**MATERIAL PROVIDED:**
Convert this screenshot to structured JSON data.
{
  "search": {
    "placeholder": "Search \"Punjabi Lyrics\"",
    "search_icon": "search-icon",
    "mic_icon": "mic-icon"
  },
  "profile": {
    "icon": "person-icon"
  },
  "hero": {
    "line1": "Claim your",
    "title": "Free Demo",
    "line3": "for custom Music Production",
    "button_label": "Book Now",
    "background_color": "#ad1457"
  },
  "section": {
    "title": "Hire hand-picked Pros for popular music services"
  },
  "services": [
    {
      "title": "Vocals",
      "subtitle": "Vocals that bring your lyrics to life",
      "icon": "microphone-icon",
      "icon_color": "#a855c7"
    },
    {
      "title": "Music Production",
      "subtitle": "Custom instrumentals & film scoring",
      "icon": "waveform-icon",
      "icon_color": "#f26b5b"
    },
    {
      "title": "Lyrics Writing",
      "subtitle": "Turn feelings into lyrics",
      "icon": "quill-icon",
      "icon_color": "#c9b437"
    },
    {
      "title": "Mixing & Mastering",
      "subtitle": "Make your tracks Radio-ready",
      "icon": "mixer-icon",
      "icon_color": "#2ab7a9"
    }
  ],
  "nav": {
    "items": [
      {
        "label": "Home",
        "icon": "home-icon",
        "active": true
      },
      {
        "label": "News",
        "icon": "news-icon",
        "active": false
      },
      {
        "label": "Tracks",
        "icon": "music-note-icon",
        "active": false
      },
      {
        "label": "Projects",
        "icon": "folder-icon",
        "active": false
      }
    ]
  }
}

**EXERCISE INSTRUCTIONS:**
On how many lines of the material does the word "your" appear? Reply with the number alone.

**RESULT:**
3